Then I noticed that a summer skirt I’d enjoyed wearing a few seasons previously, was beginning to look dated.
I’m not afraid to admit that I’m a super-hoarder when it comes to clothes, so I was unwilling to simply toss it out or consign it.
Instead, I stitched ribbon straps onto the waistband, pulled it up under my arms and wore it as a dress! And why not? It looked way better that way than it ever did as a skirt!
It should be noted that my dressmaking skills are pretty poor at best. But that has never stopped me!
When the stitching won’t be seen, I do it myself. For anything more taxing than a hem, sequin or button, I use a quality tailor.
French women have their clothes altered by a seamstress to fit properly as a matter of routine, making them appear more expensive, more bespoke.
They didn’t earn their world-renowned reputation for chicness by accident.
Last November, the night before Mr O and I were going to London for a long weekend, I found myself franticly cutting the buttons off the coat I wanted to take and stitching on the new multicoloured ones I’d bought earlier that day – all 16 of them.
And I hadn’t packed yet!
There have been a number of times over the years that I’ve passed on buying a coat or jacket simply because I didn’t like the buttons.
Buttons are like the jewellery of an outfit – they can make or break it.
So now, if I love the jacket, but hate the buttons I simply cut them off and replace them, changing the whole personality of the piece and making it truly personal.
So now it's your turn: how can you tailor your wardrobe to fit your personality, taste and bodyshape? What would set your look apart from your counterparts at work or at lunch with the girls? Do you have clothes hanging in the wardrobe with the tags on just waiting for a chance to be altered to fit or customised to make you love them more?
What are you waiting for? The time is NOW to be you; to be different, memorable, unique. If nothing else, you’ll have fun customising and enjoying the compliments that ensue!

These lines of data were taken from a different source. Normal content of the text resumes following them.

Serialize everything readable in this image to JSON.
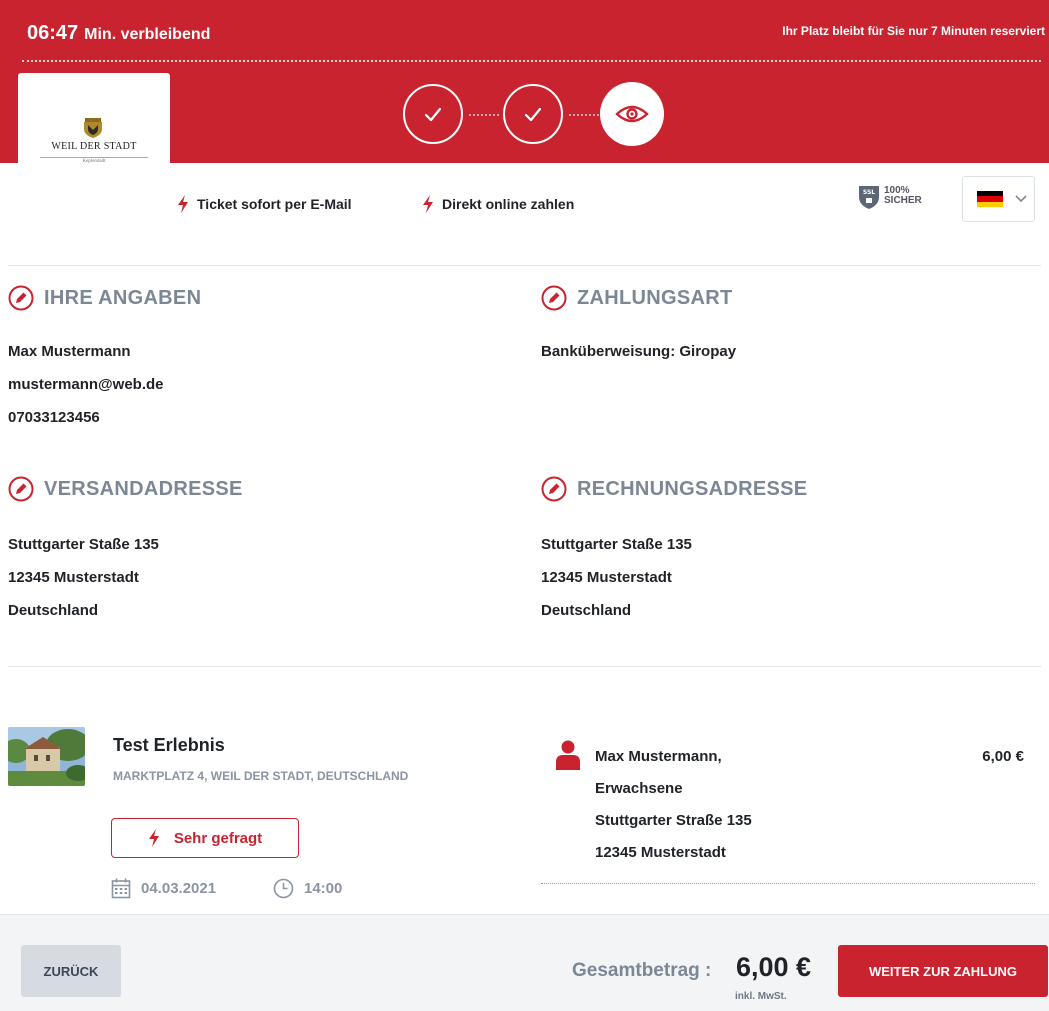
{
  "header": {
    "timer": "06:47",
    "timer_label": "Min. verbleibend",
    "reserve_notice": "Ihr Platz bleibt für Sie nur 7 Minuten reserviert",
    "logo_text": "WEIL DER STADT",
    "logo_subtext": "Keplerstadt",
    "steps": [
      {
        "state": "done",
        "icon": "check-icon"
      },
      {
        "state": "done",
        "icon": "check-icon"
      },
      {
        "state": "active",
        "icon": "eye-icon"
      }
    ]
  },
  "features": {
    "email": "Ticket sofort per E-Mail",
    "online": "Direkt online zahlen",
    "ssl_badge": "SSL",
    "ssl_percent": "100%",
    "ssl_text": "SICHER",
    "language": "de"
  },
  "details": {
    "personal": {
      "title": "IHRE ANGABEN",
      "lines": [
        "Max Mustermann",
        "mustermann@web.de",
        "07033123456"
      ]
    },
    "payment": {
      "title": "ZAHLUNGSART",
      "lines": [
        "Banküberweisung: Giropay"
      ]
    },
    "shipping": {
      "title": "VERSANDADRESSE",
      "lines": [
        "Stuttgarter Staße 135",
        "12345 Musterstadt",
        "Deutschland"
      ]
    },
    "billing": {
      "title": "RECHNUNGSADRESSE",
      "lines": [
        "Stuttgarter Staße 135",
        "12345 Musterstadt",
        "Deutschland"
      ]
    }
  },
  "event": {
    "title": "Test Erlebnis",
    "address": "MARKTPLATZ 4, WEIL DER STADT, DEUTSCHLAND",
    "badge": "Sehr gefragt",
    "date": "04.03.2021",
    "time": "14:00",
    "ticket": {
      "name": "Max Mustermann,",
      "category": "Erwachsene",
      "street": "Stuttgarter Straße 135",
      "city": "12345 Musterstadt",
      "price": "6,00 €"
    }
  },
  "footer": {
    "back_label": "ZURÜCK",
    "total_label": "Gesamtbetrag :",
    "total_value": "6,00 €",
    "vat_note": "inkl. MwSt.",
    "pay_label": "WEITER ZUR ZAHLUNG"
  },
  "colors": {
    "brand_red": "#c9232f",
    "heading_grey": "#7c8796",
    "text_dark": "#1f2227"
  }
}
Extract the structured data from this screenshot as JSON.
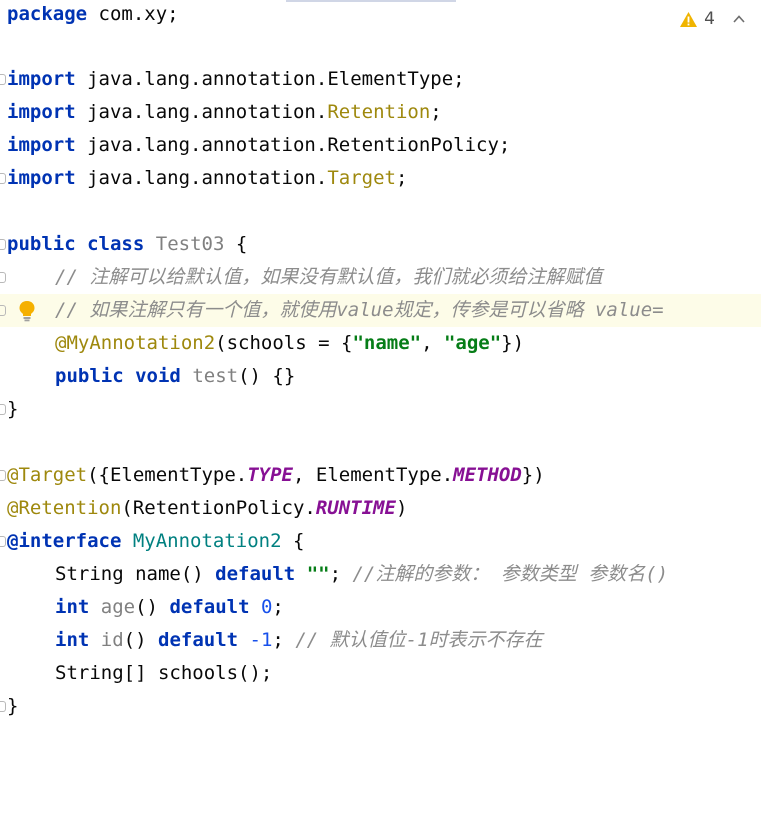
{
  "inspection": {
    "warning_count": "4",
    "warning_icon": "warning-triangle-icon",
    "collapse_icon": "chevron-up-icon",
    "warning_color": "#f0b400"
  },
  "code": {
    "l1": {
      "kw": "package",
      "rest": " com.xy;"
    },
    "l2": {
      "kw": "import",
      "pkg": " java.lang.annotation.",
      "cls": "ElementType",
      "end": ";"
    },
    "l3": {
      "kw": "import",
      "pkg": " java.lang.annotation.",
      "cls": "Retention",
      "end": ";"
    },
    "l4": {
      "kw": "import",
      "pkg": " java.lang.annotation.",
      "cls": "RetentionPolicy",
      "end": ";"
    },
    "l5": {
      "kw": "import",
      "pkg": " java.lang.annotation.",
      "cls": "Target",
      "end": ";"
    },
    "l6": {
      "kw1": "public",
      "kw2": "class",
      "name": "Test03",
      "brace": " {"
    },
    "l7": {
      "comment": "// 注解可以给默认值，如果没有默认值，我们就必须给注解赋值"
    },
    "l8": {
      "comment": "// 如果注解只有一个值，就使用value规定，传参是可以省略 value="
    },
    "l9": {
      "anno": "@MyAnnotation2",
      "open": "(schools = {",
      "s1": "\"name\"",
      "sep": ", ",
      "s2": "\"age\"",
      "close": "})"
    },
    "l10": {
      "kw1": "public",
      "kw2": "void",
      "name": "test",
      "rest": "() {}"
    },
    "l11": {
      "brace": "}"
    },
    "l12": {
      "anno": "@Target",
      "a": "({ElementType.",
      "f1": "TYPE",
      "b": ", ElementType.",
      "f2": "METHOD",
      "c": "})"
    },
    "l13": {
      "anno": "@Retention",
      "a": "(RetentionPolicy.",
      "f1": "RUNTIME",
      "c": ")"
    },
    "l14": {
      "kw": "@interface",
      "name": "MyAnnotation2",
      "brace": " {"
    },
    "l15": {
      "type": "String name() ",
      "kw": "default",
      "str": "\"\"",
      "semi": "; ",
      "comment": "//注解的参数： 参数类型 参数名()"
    },
    "l16": {
      "kw1": "int",
      "name": "age",
      "paren": "() ",
      "kw2": "default",
      "num": "0",
      "semi": ";"
    },
    "l17": {
      "kw1": "int",
      "name": "id",
      "paren": "() ",
      "kw2": "default",
      "num": "-1",
      "semi": "; ",
      "comment": "// 默认值位-1时表示不存在"
    },
    "l18": {
      "type": "String[] schools();"
    },
    "l19": {
      "brace": "}"
    }
  }
}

I'd love you to share your newly created pieces by tweeting me or tagging me on Instagram @nikkiojiwears